(PROVIDED DATA)
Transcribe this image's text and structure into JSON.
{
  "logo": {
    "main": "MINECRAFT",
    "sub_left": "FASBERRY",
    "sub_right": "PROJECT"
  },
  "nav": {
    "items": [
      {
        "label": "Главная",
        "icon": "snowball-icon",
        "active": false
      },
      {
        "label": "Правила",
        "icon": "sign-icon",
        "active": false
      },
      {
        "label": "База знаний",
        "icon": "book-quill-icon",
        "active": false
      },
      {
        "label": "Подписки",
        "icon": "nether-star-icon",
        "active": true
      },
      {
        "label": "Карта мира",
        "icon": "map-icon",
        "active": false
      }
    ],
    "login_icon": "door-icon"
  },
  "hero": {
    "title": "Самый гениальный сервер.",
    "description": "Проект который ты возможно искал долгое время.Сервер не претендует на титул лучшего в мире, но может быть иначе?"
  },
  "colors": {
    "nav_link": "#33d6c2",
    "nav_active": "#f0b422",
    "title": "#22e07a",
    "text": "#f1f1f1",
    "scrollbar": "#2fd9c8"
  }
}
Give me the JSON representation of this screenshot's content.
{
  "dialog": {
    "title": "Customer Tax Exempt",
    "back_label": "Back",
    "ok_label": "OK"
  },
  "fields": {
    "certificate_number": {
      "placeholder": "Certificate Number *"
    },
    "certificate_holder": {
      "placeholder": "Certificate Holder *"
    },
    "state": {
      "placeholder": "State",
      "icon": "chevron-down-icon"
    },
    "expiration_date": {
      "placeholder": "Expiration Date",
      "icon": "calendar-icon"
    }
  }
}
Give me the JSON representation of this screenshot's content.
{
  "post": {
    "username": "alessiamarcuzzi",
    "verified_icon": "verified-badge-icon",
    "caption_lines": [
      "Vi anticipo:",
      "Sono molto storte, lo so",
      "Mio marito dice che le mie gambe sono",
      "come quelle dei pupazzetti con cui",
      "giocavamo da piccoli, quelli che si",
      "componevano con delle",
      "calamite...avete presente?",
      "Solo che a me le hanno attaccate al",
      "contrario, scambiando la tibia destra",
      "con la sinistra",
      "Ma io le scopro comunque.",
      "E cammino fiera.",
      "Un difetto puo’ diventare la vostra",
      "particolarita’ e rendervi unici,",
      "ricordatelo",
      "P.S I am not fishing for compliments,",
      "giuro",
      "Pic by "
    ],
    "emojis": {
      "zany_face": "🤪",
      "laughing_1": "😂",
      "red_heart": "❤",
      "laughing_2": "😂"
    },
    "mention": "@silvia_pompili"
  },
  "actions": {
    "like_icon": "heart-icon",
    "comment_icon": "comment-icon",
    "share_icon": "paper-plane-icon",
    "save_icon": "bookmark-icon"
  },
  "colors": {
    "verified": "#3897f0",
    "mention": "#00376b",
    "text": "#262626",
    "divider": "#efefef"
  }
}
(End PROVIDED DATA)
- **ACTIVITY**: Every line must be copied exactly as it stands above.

- **ANSWER FOR THE TASK**:
Transcribe this image's text and structure into JSON.
{
  "logo": {
    "main": "MINECRAFT",
    "sub_left": "FASBERRY",
    "sub_right": "PROJECT"
  },
  "nav": {
    "items": [
      {
        "label": "Главная",
        "icon": "snowball-icon",
        "active": false
      },
      {
        "label": "Правила",
        "icon": "sign-icon",
        "active": false
      },
      {
        "label": "База знаний",
        "icon": "book-quill-icon",
        "active": false
      },
      {
        "label": "Подписки",
        "icon": "nether-star-icon",
        "active": true
      },
      {
        "label": "Карта мира",
        "icon": "map-icon",
        "active": false
      }
    ],
    "login_icon": "door-icon"
  },
  "hero": {
    "title": "Самый гениальный сервер.",
    "description": "Проект который ты возможно искал долгое время.Сервер не претендует на титул лучшего в мире, но может быть иначе?"
  },
  "colors": {
    "nav_link": "#33d6c2",
    "nav_active": "#f0b422",
    "title": "#22e07a",
    "text": "#f1f1f1",
    "scrollbar": "#2fd9c8"
  }
}
Give me the JSON representation of this screenshot's content.
{
  "dialog": {
    "title": "Customer Tax Exempt",
    "back_label": "Back",
    "ok_label": "OK"
  },
  "fields": {
    "certificate_number": {
      "placeholder": "Certificate Number *"
    },
    "certificate_holder": {
      "placeholder": "Certificate Holder *"
    },
    "state": {
      "placeholder": "State",
      "icon": "chevron-down-icon"
    },
    "expiration_date": {
      "placeholder": "Expiration Date",
      "icon": "calendar-icon"
    }
  }
}
Give me the JSON representation of this screenshot's content.
{
  "post": {
    "username": "alessiamarcuzzi",
    "verified_icon": "verified-badge-icon",
    "caption_lines": [
      "Vi anticipo:",
      "Sono molto storte, lo so",
      "Mio marito dice che le mie gambe sono",
      "come quelle dei pupazzetti con cui",
      "giocavamo da piccoli, quelli che si",
      "componevano con delle",
      "calamite...avete presente?",
      "Solo che a me le hanno attaccate al",
      "contrario, scambiando la tibia destra",
      "con la sinistra",
      "Ma io le scopro comunque.",
      "E cammino fiera.",
      "Un difetto puo’ diventare la vostra",
      "particolarita’ e rendervi unici,",
      "ricordatelo",
      "P.S I am not fishing for compliments,",
      "giuro",
      "Pic by "
    ],
    "emojis": {
      "zany_face": "🤪",
      "laughing_1": "😂",
      "red_heart": "❤",
      "laughing_2": "😂"
    },
    "mention": "@silvia_pompili"
  },
  "actions": {
    "like_icon": "heart-icon",
    "comment_icon": "comment-icon",
    "share_icon": "paper-plane-icon",
    "save_icon": "bookmark-icon"
  },
  "colors": {
    "verified": "#3897f0",
    "mention": "#00376b",
    "text": "#262626",
    "divider": "#efefef"
  }
}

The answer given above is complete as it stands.